◆ WHAT THIS TASK INVOLVES
State the number of lines in the records that contain "placeholder", with no other words.
* * * * * * *
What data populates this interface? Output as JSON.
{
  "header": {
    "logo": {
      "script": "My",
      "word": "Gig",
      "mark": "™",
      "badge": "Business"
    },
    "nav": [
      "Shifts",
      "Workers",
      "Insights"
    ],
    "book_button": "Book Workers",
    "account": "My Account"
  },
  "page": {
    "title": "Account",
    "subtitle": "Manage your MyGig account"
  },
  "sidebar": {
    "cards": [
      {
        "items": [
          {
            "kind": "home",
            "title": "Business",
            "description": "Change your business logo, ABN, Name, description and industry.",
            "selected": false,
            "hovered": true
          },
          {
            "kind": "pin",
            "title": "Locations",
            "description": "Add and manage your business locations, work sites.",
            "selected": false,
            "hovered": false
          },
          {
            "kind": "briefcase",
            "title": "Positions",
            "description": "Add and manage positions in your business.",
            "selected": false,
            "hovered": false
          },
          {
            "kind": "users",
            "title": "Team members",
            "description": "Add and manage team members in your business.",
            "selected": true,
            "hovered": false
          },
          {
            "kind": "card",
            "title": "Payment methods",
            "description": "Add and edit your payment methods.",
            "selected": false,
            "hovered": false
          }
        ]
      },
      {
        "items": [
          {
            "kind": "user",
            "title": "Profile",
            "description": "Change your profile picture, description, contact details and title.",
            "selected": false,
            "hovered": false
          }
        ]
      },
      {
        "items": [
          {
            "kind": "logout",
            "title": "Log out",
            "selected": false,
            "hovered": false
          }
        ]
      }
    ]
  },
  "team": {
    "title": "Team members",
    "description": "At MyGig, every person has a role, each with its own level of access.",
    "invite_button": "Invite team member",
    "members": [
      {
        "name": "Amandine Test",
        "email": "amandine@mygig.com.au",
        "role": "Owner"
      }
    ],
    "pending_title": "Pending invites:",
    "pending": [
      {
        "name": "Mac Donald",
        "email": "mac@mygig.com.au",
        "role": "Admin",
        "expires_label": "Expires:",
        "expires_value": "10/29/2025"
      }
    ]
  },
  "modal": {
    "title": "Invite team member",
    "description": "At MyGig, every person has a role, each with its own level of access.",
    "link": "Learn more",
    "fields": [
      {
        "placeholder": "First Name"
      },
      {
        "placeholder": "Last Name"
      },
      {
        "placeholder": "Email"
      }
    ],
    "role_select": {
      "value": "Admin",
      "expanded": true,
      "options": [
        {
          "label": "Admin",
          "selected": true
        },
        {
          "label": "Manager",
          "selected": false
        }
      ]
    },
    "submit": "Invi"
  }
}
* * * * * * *
◆ WRITTEN SOLUTION
3